  • She Cleans Up Nicely: Beatriz has an almost boyish appearance most of the movie, until the end when she is seen wearing a flattering yellow dress walking around Bogotá.
  • Shoot the Fuel Tank: Used for opening the climactic battle.
  • Shout-Out:
  • Those Two Guys: The two CIA guys in the outpost. They end up becoming recurring characters to replace Sam's FBI guys.
  • Training the Peaceful Villagers: Okay, so the Espada group isn't exactly helpless being armed with hunting rifles but the twelve of them seem to react well enough to Sam's training on Football tactics.
    • Lampshaded by an earlier exchange between Sam and Michael:
      Sam: How smart can spies be, huh? You're always fighting on the side with no guns.

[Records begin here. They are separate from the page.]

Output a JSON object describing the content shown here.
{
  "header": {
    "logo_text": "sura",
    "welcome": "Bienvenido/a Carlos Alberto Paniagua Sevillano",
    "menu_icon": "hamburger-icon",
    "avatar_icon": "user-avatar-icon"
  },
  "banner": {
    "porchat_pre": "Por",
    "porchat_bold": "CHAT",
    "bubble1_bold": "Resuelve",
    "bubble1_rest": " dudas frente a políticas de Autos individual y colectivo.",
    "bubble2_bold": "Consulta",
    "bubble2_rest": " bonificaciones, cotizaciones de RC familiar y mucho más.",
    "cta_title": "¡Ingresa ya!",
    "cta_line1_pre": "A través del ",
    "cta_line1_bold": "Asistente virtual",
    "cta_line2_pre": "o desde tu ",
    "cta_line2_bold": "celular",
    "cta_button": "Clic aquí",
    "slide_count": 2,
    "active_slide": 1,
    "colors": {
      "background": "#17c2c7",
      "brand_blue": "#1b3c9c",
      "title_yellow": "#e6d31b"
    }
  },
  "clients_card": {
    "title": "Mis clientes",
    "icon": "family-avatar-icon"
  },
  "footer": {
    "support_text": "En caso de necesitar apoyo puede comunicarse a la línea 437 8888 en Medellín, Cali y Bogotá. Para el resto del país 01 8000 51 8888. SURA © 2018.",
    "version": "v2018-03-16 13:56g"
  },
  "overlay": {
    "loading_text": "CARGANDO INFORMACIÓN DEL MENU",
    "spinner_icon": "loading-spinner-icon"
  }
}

      Michael: There's certain rewards to fighting on the side with no guns.
  • Truth in Television: Graymail is a thing; threatening to release state secrets in order to manipulate the outcome of a legal proceeding.
  • Unreliable Narrator: Sam, mostly played for laughs. However, towards the end, he purposefully withholds some details so that he can successfully pull of his Batman Gambit.
  • You Have GOT to Be Kidding Me!: Sam's reaction when he sees that the "Flaming Sword" is a bunch of goat herders with outdated guns.
    • Michael doesn't say these exact words, but his tone of voice makes it clear what he thinks of the situation Sam's gotten himself into.
    Michael: An admiral? It had to be an admiral's wife?

Alternative Title(s): The Fall Of Sam Axe